This blog has been pretty quiet since the conclusion of the NSW council elections. I’m working on a few different projects in the background and I just wanted to give a quick update.

Firstly, I’ve been working on a project to collect together all of the results of the NSW council elections to publish in an easy-to-use format for data analysis. This is part of a broader project to publish local and state election results in an easy-to-use format, since so many electoral commissions do not publish results (as well as candidate and booth lists) in accessible formats, unlike the AEC. Unfortunately I’ve hit a wall in scraping the data for the 2016 council elections, although the data for the 2011 and 2012 elections is ready. If you’re an expert on web scraping who can help me with this, drop me a line. Once this is done, I might do some high-level comparisons of the 2012 and 2016 election results.

The ACT election is due this Saturday, and I’ve got guides published for all five electorates which you can read here. I’ve got an article going up at the Guardian today about the election which is also worth a read. Unfortunately I won’t be around to do a liveblog on Saturday night, but I will return to do some overall analysis on the weekend.

Three by-elections are due in New South Wales in November and I’ve published guides for all three seats. This includes a guide to the Wollongong by-election, which was only recently written.

Beyond that, I’ve been making maps for a couple of recent redistributions. The Northern Territory is in the midst of a redistribution, whereby the urban seat of Solomon will lose some areas on the outskirts of Darwin and Palmerston to the seat of Lingiari. This is the first time since the territory was split into two electorates in 2001 that the boundaries will be changed. I’ve completed a map of the new boundaries which you can download from the maps page.

I am currently working on the new draft map for the South Australian state redistribution, and I’ll be publishing that probably next week, and once the draft boundaries are released for the Queensland state redistribution I will also make a map of those boundaries.

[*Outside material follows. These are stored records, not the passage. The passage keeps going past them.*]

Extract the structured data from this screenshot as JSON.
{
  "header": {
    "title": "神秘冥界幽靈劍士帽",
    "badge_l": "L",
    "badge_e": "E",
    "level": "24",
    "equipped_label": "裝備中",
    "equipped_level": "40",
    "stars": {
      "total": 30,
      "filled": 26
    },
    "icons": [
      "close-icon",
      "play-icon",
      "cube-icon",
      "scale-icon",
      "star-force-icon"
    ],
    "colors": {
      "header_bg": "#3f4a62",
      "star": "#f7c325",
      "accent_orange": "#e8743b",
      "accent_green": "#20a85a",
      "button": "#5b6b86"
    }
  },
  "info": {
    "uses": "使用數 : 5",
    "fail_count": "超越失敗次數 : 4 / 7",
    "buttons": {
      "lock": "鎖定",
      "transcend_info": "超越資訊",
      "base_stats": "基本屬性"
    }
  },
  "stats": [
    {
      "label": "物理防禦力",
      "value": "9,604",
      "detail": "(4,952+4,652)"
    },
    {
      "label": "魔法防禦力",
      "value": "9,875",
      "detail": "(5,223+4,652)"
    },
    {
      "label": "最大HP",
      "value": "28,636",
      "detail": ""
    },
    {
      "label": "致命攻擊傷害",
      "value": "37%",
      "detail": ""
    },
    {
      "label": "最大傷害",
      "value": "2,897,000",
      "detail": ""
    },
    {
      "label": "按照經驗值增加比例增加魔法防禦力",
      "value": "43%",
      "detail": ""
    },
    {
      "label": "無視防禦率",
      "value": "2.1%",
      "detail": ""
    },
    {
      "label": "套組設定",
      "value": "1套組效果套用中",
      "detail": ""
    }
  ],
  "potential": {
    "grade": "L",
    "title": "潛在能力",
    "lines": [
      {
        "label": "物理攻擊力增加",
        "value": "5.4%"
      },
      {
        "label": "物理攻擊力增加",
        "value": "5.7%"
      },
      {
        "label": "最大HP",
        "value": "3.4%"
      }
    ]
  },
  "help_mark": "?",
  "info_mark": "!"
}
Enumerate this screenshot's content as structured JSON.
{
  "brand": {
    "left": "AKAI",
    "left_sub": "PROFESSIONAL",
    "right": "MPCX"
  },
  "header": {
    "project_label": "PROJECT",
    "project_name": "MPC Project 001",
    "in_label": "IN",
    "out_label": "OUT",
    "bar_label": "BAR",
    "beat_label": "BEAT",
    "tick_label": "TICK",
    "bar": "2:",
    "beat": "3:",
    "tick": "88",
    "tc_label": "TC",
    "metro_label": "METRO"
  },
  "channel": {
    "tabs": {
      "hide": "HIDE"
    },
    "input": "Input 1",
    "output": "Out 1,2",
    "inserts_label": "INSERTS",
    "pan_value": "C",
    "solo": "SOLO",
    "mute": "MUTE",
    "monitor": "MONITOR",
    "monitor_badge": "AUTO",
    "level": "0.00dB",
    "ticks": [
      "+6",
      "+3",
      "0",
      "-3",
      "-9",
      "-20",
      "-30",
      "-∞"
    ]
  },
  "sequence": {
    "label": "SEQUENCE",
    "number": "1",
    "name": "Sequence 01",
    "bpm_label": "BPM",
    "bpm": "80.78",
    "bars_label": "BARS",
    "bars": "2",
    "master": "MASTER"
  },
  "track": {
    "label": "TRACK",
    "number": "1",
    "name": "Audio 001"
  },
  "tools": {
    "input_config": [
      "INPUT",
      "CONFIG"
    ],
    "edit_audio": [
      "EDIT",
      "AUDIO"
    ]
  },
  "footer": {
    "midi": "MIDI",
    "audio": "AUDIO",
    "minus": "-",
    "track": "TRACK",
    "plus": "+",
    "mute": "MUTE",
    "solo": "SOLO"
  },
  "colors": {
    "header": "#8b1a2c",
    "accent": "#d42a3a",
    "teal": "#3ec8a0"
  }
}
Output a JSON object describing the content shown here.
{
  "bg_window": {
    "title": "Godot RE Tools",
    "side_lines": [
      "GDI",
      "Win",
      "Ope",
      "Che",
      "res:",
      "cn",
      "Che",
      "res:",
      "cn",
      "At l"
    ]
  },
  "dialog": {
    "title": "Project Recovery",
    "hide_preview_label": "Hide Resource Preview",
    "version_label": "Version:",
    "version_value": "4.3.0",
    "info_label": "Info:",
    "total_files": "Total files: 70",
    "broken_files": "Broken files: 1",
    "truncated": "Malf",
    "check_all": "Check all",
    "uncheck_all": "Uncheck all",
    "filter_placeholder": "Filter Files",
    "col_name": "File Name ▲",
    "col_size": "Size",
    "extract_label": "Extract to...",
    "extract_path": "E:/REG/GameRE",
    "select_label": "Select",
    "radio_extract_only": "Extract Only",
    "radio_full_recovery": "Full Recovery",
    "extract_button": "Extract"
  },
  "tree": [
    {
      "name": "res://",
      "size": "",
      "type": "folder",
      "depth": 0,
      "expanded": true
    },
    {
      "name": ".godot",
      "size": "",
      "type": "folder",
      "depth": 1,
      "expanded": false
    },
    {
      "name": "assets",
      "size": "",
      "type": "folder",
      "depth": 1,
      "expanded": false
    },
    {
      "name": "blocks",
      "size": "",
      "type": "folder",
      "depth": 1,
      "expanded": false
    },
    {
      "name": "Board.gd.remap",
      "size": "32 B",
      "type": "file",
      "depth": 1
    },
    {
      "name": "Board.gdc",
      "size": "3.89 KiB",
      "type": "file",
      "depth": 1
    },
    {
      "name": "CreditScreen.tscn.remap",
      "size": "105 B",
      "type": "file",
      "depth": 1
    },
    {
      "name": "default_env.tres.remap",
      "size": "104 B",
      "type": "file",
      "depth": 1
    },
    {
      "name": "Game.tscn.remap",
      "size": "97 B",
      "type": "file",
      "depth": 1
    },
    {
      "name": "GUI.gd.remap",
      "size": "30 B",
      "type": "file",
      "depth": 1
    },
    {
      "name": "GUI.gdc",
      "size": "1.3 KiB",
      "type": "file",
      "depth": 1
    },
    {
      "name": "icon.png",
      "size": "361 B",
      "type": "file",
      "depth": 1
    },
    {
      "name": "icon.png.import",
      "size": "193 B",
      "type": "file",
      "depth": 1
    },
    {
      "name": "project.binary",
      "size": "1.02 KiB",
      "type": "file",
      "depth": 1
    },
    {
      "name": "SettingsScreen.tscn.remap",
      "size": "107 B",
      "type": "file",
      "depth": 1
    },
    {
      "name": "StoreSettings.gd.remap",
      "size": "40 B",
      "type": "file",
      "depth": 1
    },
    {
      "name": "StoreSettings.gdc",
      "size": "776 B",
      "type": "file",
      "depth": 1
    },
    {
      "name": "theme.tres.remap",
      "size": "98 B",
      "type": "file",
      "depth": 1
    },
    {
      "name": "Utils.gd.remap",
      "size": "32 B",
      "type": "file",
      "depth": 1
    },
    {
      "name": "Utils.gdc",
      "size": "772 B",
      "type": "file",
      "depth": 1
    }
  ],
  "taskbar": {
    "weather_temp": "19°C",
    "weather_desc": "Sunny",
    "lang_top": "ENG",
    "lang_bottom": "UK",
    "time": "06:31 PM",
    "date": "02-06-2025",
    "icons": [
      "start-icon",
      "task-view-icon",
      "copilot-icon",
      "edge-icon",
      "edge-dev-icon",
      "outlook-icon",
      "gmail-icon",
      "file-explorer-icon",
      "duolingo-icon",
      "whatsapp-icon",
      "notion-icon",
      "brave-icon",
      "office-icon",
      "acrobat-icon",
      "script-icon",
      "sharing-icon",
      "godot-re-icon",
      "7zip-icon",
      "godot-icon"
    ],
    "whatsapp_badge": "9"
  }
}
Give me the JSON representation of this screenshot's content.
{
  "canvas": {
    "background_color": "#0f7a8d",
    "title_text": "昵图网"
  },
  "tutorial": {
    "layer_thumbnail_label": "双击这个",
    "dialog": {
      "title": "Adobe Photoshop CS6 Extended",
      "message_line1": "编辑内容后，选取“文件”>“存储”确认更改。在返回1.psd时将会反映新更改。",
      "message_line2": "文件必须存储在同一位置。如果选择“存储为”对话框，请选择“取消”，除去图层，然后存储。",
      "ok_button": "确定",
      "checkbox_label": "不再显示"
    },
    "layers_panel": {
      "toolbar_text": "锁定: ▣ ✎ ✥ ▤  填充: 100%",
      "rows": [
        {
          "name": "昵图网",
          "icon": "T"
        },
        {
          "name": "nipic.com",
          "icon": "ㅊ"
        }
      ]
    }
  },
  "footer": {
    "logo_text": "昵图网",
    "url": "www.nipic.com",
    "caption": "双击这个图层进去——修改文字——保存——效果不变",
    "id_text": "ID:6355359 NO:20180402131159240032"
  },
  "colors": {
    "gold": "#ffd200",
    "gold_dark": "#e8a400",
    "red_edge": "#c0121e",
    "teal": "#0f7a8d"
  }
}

Then once all that’s done I plan to get into preparing the guide to the Western Australian state election, for early next year.

So I will pop up from time to time, but mostly I’ll be away in the background for the remainder of this year.